Let us now move on to the analysis of the proposal in question, which will surely become the norm in the short term despite the logical opposition of countries such as Ireland and others. In fact, I would not be surprised if there are further announcements after the meeting of the finance ministers of the G20 countries in Venice next month.
The idea of this “global minimum” is, as stated, to stop the competition between countries to offer lower and lower taxes to large corporations (and, transitively, their clients). While this is by no means a novelty, but on the contrary something that has been on the OECD’s agenda for almost a decade, the strong backing of the White House has undoubtedly been a turning point.
What this initiative establishes in concrete terms is that multinational companies that reach a certain turnover (it is not yet clear which companies would end up qualifying as such) will have to pay taxes wherever they sell their products, regardless of where they have their headquarters and/or operations.
In short, this proposal is a frontal attack against jurisdictions that set low corporate income taxes and have therefore been used for decades by the world’s largest companies to establish their headquarters there. Specifically, the aforementioned Ireland, whose current corporate income tax rate is 12.5%.
But Ireland is not the only country in the world with rates lower than the proposed 15%. In fact, Hungary currently has a rate of 9% and Bulgaria 10%. Moreover, it is not clear that the minimum rate will end up at 15%, since Biden’s proposal was to use 21% as a benchmark, something that would give him more leeway to raise taxes in the United States.
If so, other European countries such as the Netherlands, Lithuania and Latvia, all of which currently have rates of 15%, would be among the losers. The other big unknown is what China will do.
In my opinion, although it is always difficult to reach this type of agreement at a global level, the U.S. U-turn may be decisive for it to happen sometime in 2022. But beyond my opinion that this programmatic agreement will be implemented at some point, let us remember that the devil is always in the details.
In this sense, the following doubts remain for the moment, all of them more than relevant:
- Which companies will end up affected by this global minimum?
- What will happen to the other incentives to attract companies that governments around the world tend to use, beyond lower taxes? We are referring, of course, to exemptions, subsidies, credits or any mechanism that ultimately favors the companies that end up affected by this minimum tax.
- Finally, do the G7 bureaucrats really think that the tax lawyers of the big companies are not going to come up with a way to structure their activities in order to minimize the impact of the rules they are going to approve? Every rule has loopholes and this one will be no exception.
I have read many columns in recent days predicting, as they have been doing since 1998, the end of tax havens.
The reality is that, as long as there is legal uncertainty in the world and an unprecedented fiscal voracity; and on the other hand, attacks against privacy and the property rights of individuals continue, there will be tax havens for a long time.
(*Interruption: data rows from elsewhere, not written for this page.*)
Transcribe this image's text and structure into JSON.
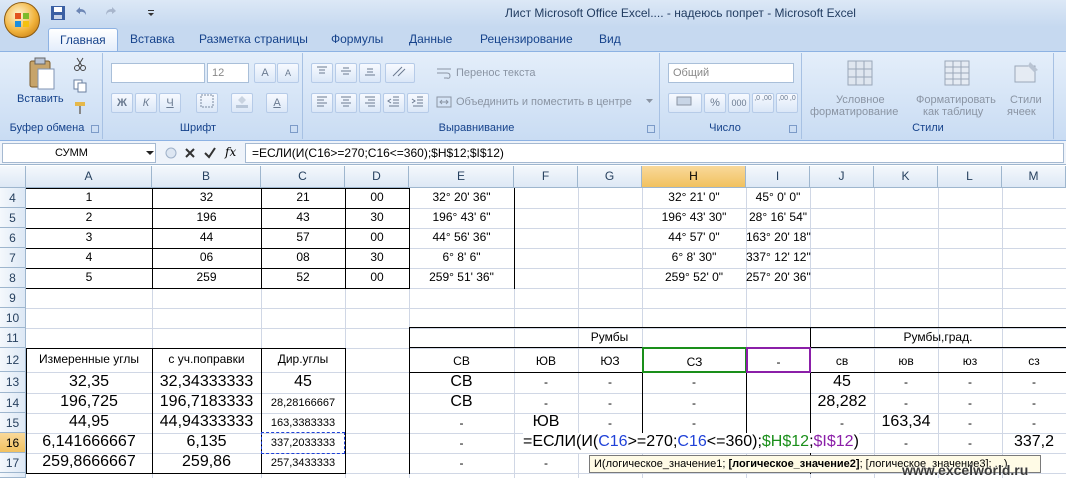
{
  "window": {
    "title": "Лист Microsoft Office Excel.... - надеюсь попрет  -  Microsoft Excel"
  },
  "tabs": [
    "Главная",
    "Вставка",
    "Разметка страницы",
    "Формулы",
    "Данные",
    "Рецензирование",
    "Вид"
  ],
  "ribbon": {
    "paste_label": "Вставить",
    "clipboard_label": "Буфер обмена",
    "font_label": "Шрифт",
    "font_size": "12",
    "align_label": "Выравнивание",
    "wrap_text": "Перенос текста",
    "merge_center": "Объединить и поместить в центре",
    "number_label": "Число",
    "number_format": "Общий",
    "styles_label": "Стили",
    "cond_format_1": "Условное",
    "cond_format_2": "форматирование",
    "format_table_1": "Форматировать",
    "format_table_2": "как таблицу",
    "cell_styles_1": "Стили",
    "cell_styles_2": "ячеек",
    "bold": "Ж",
    "italic": "К",
    "underline": "Ч",
    "grow": "A",
    "shrink": "A",
    "percent": "%",
    "thousands": "000",
    "dec_inc": ",0 ,00",
    "dec_dec": ",00 ,0"
  },
  "formula_bar": {
    "name_box": "СУММ",
    "formula": "=ЕСЛИ(И(C16>=270;C16<=360);$H$12;$I$12)",
    "fx": "fx"
  },
  "columns": [
    "A",
    "B",
    "C",
    "D",
    "E",
    "F",
    "G",
    "H",
    "I",
    "J",
    "K",
    "L",
    "M"
  ],
  "rows": [
    "4",
    "5",
    "6",
    "7",
    "8",
    "9",
    "10",
    "11",
    "12",
    "13",
    "14",
    "15",
    "16",
    "17"
  ],
  "cells": {
    "r4": [
      "1",
      "32",
      "21",
      "00",
      "32° 20' 36\"",
      "32° 21' 0\"",
      "45° 0' 0\""
    ],
    "r5": [
      "2",
      "196",
      "43",
      "30",
      "196° 43' 6\"",
      "196° 43' 30\"",
      "28° 16' 54\""
    ],
    "r6": [
      "3",
      "44",
      "57",
      "00",
      "44° 56' 36\"",
      "44° 57' 0\"",
      "163° 20' 18\""
    ],
    "r7": [
      "4",
      "06",
      "08",
      "30",
      "6° 8' 6\"",
      "6° 8' 30\"",
      "337° 12' 12\""
    ],
    "r8": [
      "5",
      "259",
      "52",
      "00",
      "259° 51' 36\"",
      "259° 52' 0\"",
      "257° 20' 36\""
    ],
    "rumby": "Румбы",
    "rumby_grad": "Румбы,град.",
    "hdr12": [
      "Измеренные углы",
      "с уч.поправки",
      "Дир.углы",
      "СВ",
      "ЮВ",
      "ЮЗ",
      "СЗ",
      "-",
      "св",
      "юв",
      "юз",
      "сз"
    ],
    "r13": [
      "32,35",
      "32,34333333",
      "45",
      "СВ",
      "-",
      "-",
      "-",
      "45",
      "-",
      "-",
      "-"
    ],
    "r14": [
      "196,725",
      "196,7183333",
      "28,28166667",
      "СВ",
      "-",
      "-",
      "-",
      "28,282",
      "-",
      "-",
      "-"
    ],
    "r15": [
      "44,95",
      "44,94333333",
      "163,3383333",
      "-",
      "ЮВ",
      "-",
      "-",
      "-",
      "163,34",
      "-",
      "-"
    ],
    "r16": [
      "6,141666667",
      "6,135",
      "337,2033333",
      "-",
      "-",
      "-",
      "337,2"
    ],
    "r17": [
      "259,8666667",
      "259,86",
      "257,3433333",
      "-",
      "-"
    ],
    "edit_formula_parts": [
      "=ЕСЛИ(И(",
      "C16",
      ">=270;",
      "C16",
      "<=360);",
      "$H$12",
      ";",
      "$I$12",
      ")"
    ],
    "tooltip": "И(логическое_значение1; логическое_значение2]; [логическое_значение3]; ...)",
    "tooltip_parts": [
      "И(логическое_значение1; ",
      "[логическое_значение2]",
      "; [логическое_значение3]; ...)"
    ],
    "watermark": "www.excelworld.ru"
  },
  "colors": {
    "accent": "#15428b",
    "ref_blue": "#2042d8",
    "ref_green": "#1a8f1a",
    "ref_purple": "#8b1fa8"
  }
}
And how lucky we are that they continue to exist!
Tax havens didn’t disappear with the elimination of bearer shares, with the prohibition to have differentiated tax regimes for residents and foreigners, with the obligation to sign bilateral agreements that enable the exchange of information between countries, with the Panama Papers, with FATCA, with CRS, with BEPS or with the Economic Substance laws; and they will certainly not disappear as a result of this unfortunate initiative.
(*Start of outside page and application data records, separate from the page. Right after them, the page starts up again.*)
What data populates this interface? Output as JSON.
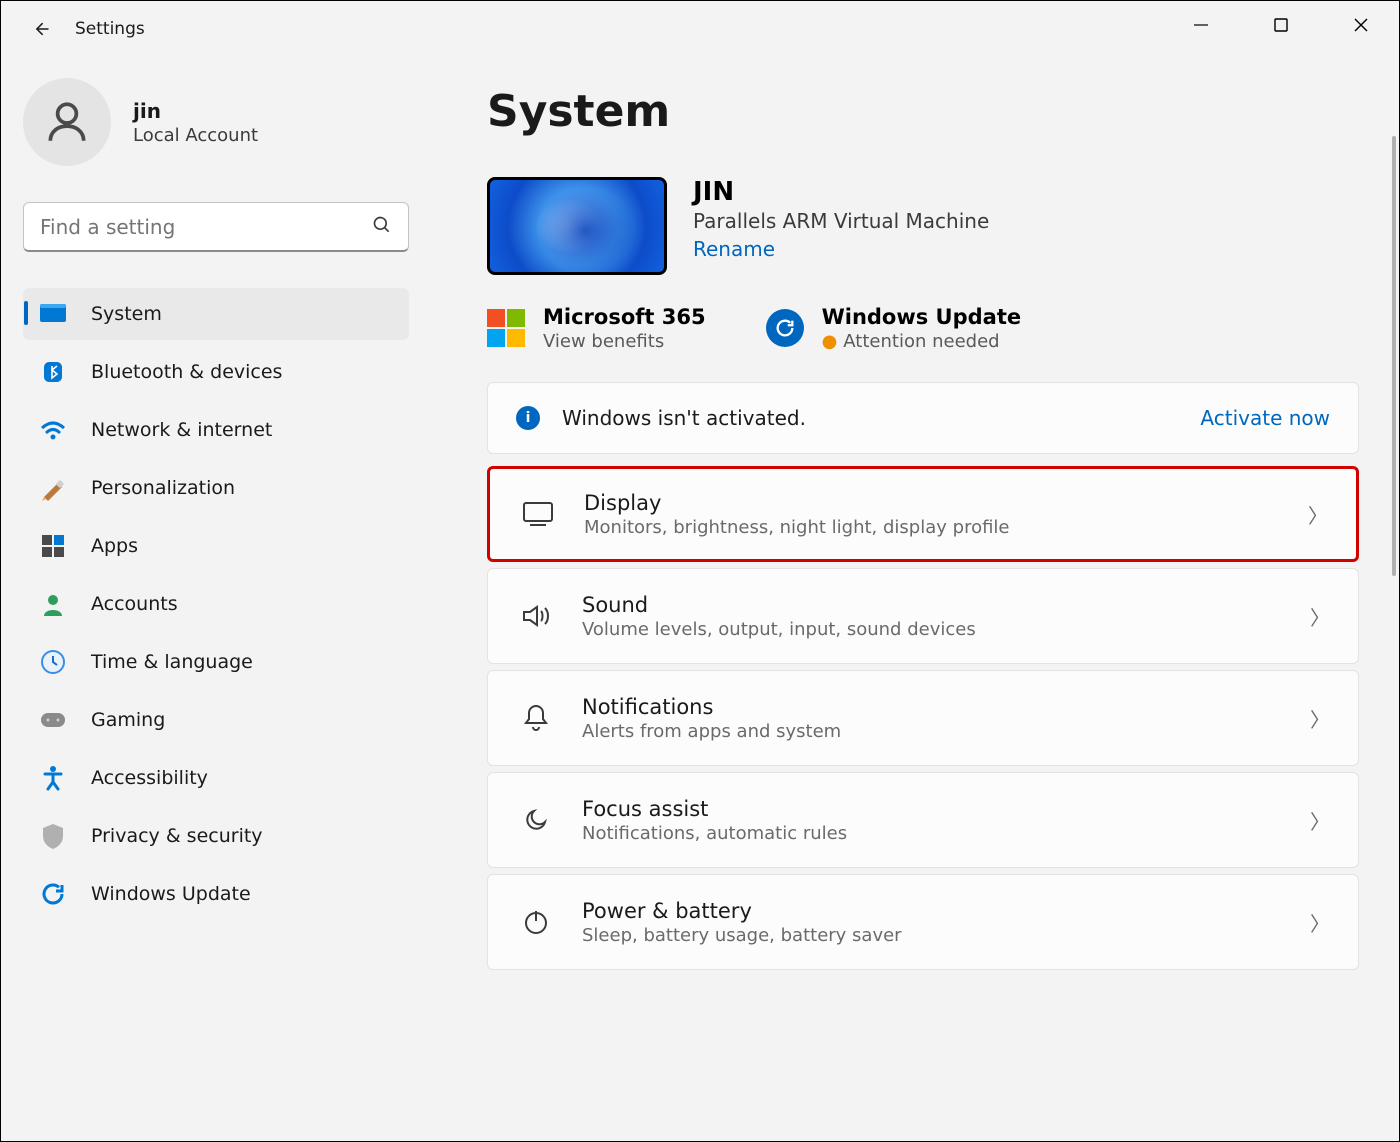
{
  "window": {
    "title": "Settings"
  },
  "user": {
    "name": "jin",
    "subtitle": "Local Account"
  },
  "search": {
    "placeholder": "Find a setting"
  },
  "nav": {
    "items": [
      {
        "label": "System",
        "selected": true,
        "icon": "system"
      },
      {
        "label": "Bluetooth & devices",
        "selected": false,
        "icon": "bluetooth"
      },
      {
        "label": "Network & internet",
        "selected": false,
        "icon": "network"
      },
      {
        "label": "Personalization",
        "selected": false,
        "icon": "personalization"
      },
      {
        "label": "Apps",
        "selected": false,
        "icon": "apps"
      },
      {
        "label": "Accounts",
        "selected": false,
        "icon": "accounts"
      },
      {
        "label": "Time & language",
        "selected": false,
        "icon": "time"
      },
      {
        "label": "Gaming",
        "selected": false,
        "icon": "gaming"
      },
      {
        "label": "Accessibility",
        "selected": false,
        "icon": "accessibility"
      },
      {
        "label": "Privacy & security",
        "selected": false,
        "icon": "privacy"
      },
      {
        "label": "Windows Update",
        "selected": false,
        "icon": "update"
      }
    ]
  },
  "main": {
    "heading": "System",
    "device": {
      "name": "JIN",
      "description": "Parallels ARM Virtual Machine",
      "rename_label": "Rename"
    },
    "services": {
      "m365": {
        "title": "Microsoft 365",
        "subtitle": "View benefits"
      },
      "wu": {
        "title": "Windows Update",
        "subtitle": "Attention needed"
      }
    },
    "banner": {
      "text": "Windows isn't activated.",
      "action": "Activate now"
    },
    "settings": [
      {
        "title": "Display",
        "subtitle": "Monitors, brightness, night light, display profile",
        "highlighted": true
      },
      {
        "title": "Sound",
        "subtitle": "Volume levels, output, input, sound devices",
        "highlighted": false
      },
      {
        "title": "Notifications",
        "subtitle": "Alerts from apps and system",
        "highlighted": false
      },
      {
        "title": "Focus assist",
        "subtitle": "Notifications, automatic rules",
        "highlighted": false
      },
      {
        "title": "Power & battery",
        "subtitle": "Sleep, battery usage, battery saver",
        "highlighted": false
      }
    ]
  }
}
Martín Litwak is founder and CEO of @UntitledLegal, a legal services boutique specializing in international estate planning and the establishment of investment funds, and -at the same time- the first “Legal Family Office” in America. Martín is also a teacher, lecturer and author of Cómo protegen sus activos los más ricos (y por qué deberíamos imitarlos) and Paraísos fiscales e infiernos tributarios.